This presentation will also consider the impact of the pandemic on federalism. It will have a particular focus on how the Province of Quebec used its jurisdictional authority to assert a distinct response to the public health crisis. It will consider whether there will be a long-lasting impact on Quebec politics and its relationship with the federal and provincial governments.
The pandemic required a bevy of robust public health responses, from the procurement and distribution of vaccines, to protocols within hospitals on triage and the provision of scarce resources, to restrictions on movement, commerce, and nearly all other activities. Questions were raised as to whether these responses were adequate to meet the public health emergency as well as whether they exacerbated pre-existing inequalities in Canadian society.

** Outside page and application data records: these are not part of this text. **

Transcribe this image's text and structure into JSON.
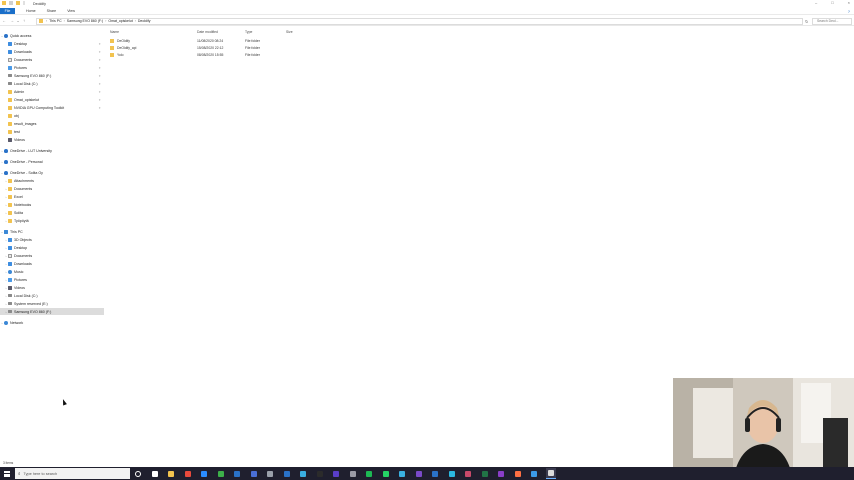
{
  "window": {
    "title": "Deoldify"
  },
  "ribbon": {
    "tabs": [
      "File",
      "Home",
      "Share",
      "View"
    ]
  },
  "address": {
    "crumbs": [
      "This PC",
      "Samsung EVO 860 (F:)",
      "Omat_opiskelut",
      "Deoldify"
    ],
    "search_placeholder": "Search Deol..."
  },
  "columns": {
    "name": "Name",
    "date": "Date modified",
    "type": "Type",
    "size": "Size"
  },
  "files": [
    {
      "name": "DeOldify",
      "date": "11/08/2020 08:24",
      "type": "File folder",
      "size": ""
    },
    {
      "name": "DeOldify_api",
      "date": "15/08/2020 22:12",
      "type": "File folder",
      "size": ""
    },
    {
      "name": "Yolo",
      "date": "08/08/2020 15:55",
      "type": "File folder",
      "size": ""
    }
  ],
  "nav": {
    "quick_access": "Quick access",
    "quick_items": [
      "Desktop",
      "Downloads",
      "Documents",
      "Pictures",
      "Samsung EVO 860 (F:)",
      "Local Disk (C:)",
      "Admin",
      "Omat_opiskelut",
      "NVIDIA GPU Computing Toolkit",
      "obj",
      "result_images",
      "test",
      "Videos"
    ],
    "onedrive_lut": "OneDrive - LUT University",
    "onedrive_personal": "OneDrive - Personal",
    "onedrive_solita": "OneDrive - Solita Oy",
    "solita_items": [
      "Attachments",
      "Documents",
      "Excel",
      "Notebooks",
      "Solita",
      "Työpöytä"
    ],
    "this_pc": "This PC",
    "pc_items": [
      "3D Objects",
      "Desktop",
      "Documents",
      "Downloads",
      "Music",
      "Pictures",
      "Videos",
      "Local Disk (C:)",
      "System reserved (E:)",
      "Samsung EVO 860 (F:)"
    ],
    "network": "Network"
  },
  "status": {
    "items": "3 items"
  },
  "taskbar": {
    "search_placeholder": "Type here to search",
    "app_colors": [
      "#ffffff",
      "#ffffff",
      "#f2c34f",
      "#e84a3c",
      "#2a8cff",
      "#3db04a",
      "#2a72c8",
      "#4a6fd6",
      "#9aa0aa",
      "#2a72c8",
      "#3aaee0",
      "#2b2b2b",
      "#5a3ec8",
      "#9a9aa5",
      "#1db954",
      "#25d366",
      "#3ab0e0",
      "#7a4ac8",
      "#2a72c8",
      "#2bb8e0",
      "#c84a6a",
      "#217346",
      "#8a3ec8",
      "#ff7043",
      "#3b9ae8",
      "#dcdcdc"
    ]
  }
}
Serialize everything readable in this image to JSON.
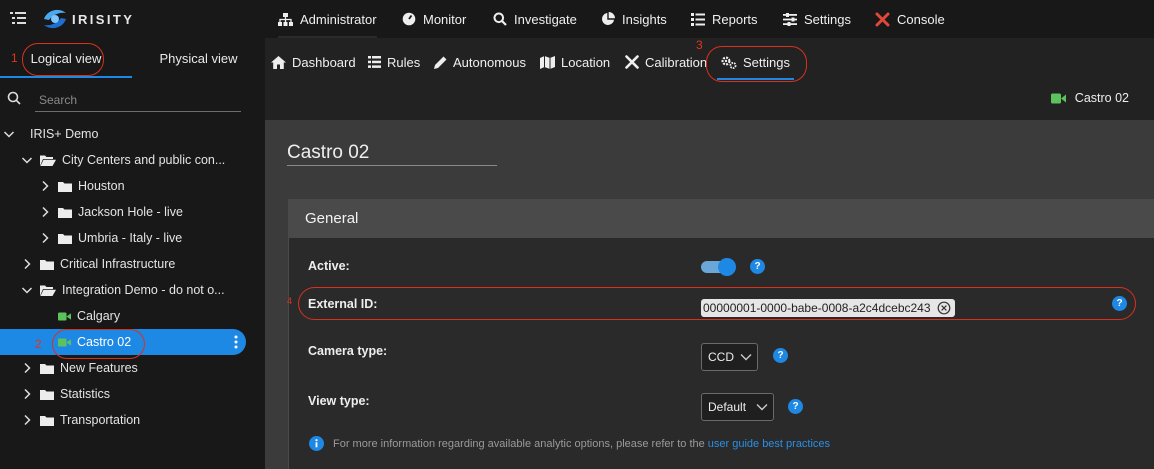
{
  "brand": {
    "name": "IRISITY"
  },
  "sidebar": {
    "tabs": {
      "logical": "Logical view",
      "physical": "Physical view"
    },
    "search_placeholder": "Search",
    "tree": [
      {
        "label": "IRIS+ Demo",
        "level": 0,
        "expanded": true,
        "type": "root"
      },
      {
        "label": "City Centers and public con...",
        "level": 1,
        "expanded": true,
        "type": "folder-open"
      },
      {
        "label": "Houston",
        "level": 2,
        "expanded": false,
        "type": "folder"
      },
      {
        "label": "Jackson Hole - live",
        "level": 2,
        "expanded": false,
        "type": "folder"
      },
      {
        "label": "Umbria - Italy - live",
        "level": 2,
        "expanded": false,
        "type": "folder"
      },
      {
        "label": "Critical Infrastructure",
        "level": 1,
        "expanded": false,
        "type": "folder"
      },
      {
        "label": "Integration Demo - do not o...",
        "level": 1,
        "expanded": true,
        "type": "folder-open"
      },
      {
        "label": "Calgary",
        "level": 2,
        "type": "camera"
      },
      {
        "label": "Castro 02",
        "level": 2,
        "type": "camera",
        "selected": true
      },
      {
        "label": "New Features",
        "level": 1,
        "expanded": false,
        "type": "folder"
      },
      {
        "label": "Statistics",
        "level": 1,
        "expanded": false,
        "type": "folder"
      },
      {
        "label": "Transportation",
        "level": 1,
        "expanded": false,
        "type": "folder"
      }
    ]
  },
  "topnav": {
    "administrator": "Administrator",
    "monitor": "Monitor",
    "investigate": "Investigate",
    "insights": "Insights",
    "reports": "Reports",
    "settings": "Settings",
    "console": "Console"
  },
  "subnav": {
    "dashboard": "Dashboard",
    "rules": "Rules",
    "autonomous": "Autonomous",
    "location": "Location",
    "calibration": "Calibration",
    "settings": "Settings",
    "camera_name": "Castro 02"
  },
  "main": {
    "camera_title": "Castro 02",
    "panel_title": "General",
    "active_label": "Active:",
    "active_value": true,
    "external_id_label": "External ID:",
    "external_id_value": "00000001-0000-babe-0008-a2c4dcebc243",
    "camera_type_label": "Camera type:",
    "camera_type_value": "CCD",
    "view_type_label": "View type:",
    "view_type_value": "Default",
    "help": "?",
    "info_text": "For more information regarding available analytic options, please refer to the",
    "info_link": "user guide best practices"
  },
  "annotations": {
    "n1": "1",
    "n2": "2",
    "n3": "3",
    "n4": "4"
  },
  "colors": {
    "accent": "#1e88e5",
    "annotation": "#d8321c",
    "camera_icon": "#5cc35c",
    "console_icon": "#e0483a"
  }
}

This presentation will consider how the Canadian legal order responded to the public health challenges of the pandemic.
This presentation as part of the Dialogue will analyze the impact of the pandemic and the resulting legal response on religious freedom. The Canadian Charter of Rights and Freedoms protects religious freedom. Among the most controversial events of the pandemic in Canada were restrictions on religious assembly, which triggered protests and legal action from claimants who viewed their religious freedom as being unduly restricted. This presentation will consider the complex relationship between religious freedom and emergency public health measures.
Canadian federalism was at the forefront of political and legal debates about emergency measures. From inter-governmental negotiations about funding and delivering sick days, to questions around the precise delineating of overlapping jurisdiction over public health, to widely varying provincial responses, to disputes about the constitutionality of previously unheard of inter-provincial restrictions on mobility, the theory and practice of federalism was on display on a daily basis. This presentation will consider the use/abuse/disuse of emergency powers by the federal and provincial governments, as the case may be, and whether the pandemic is likely to have a long-term impact on Canadian federalism.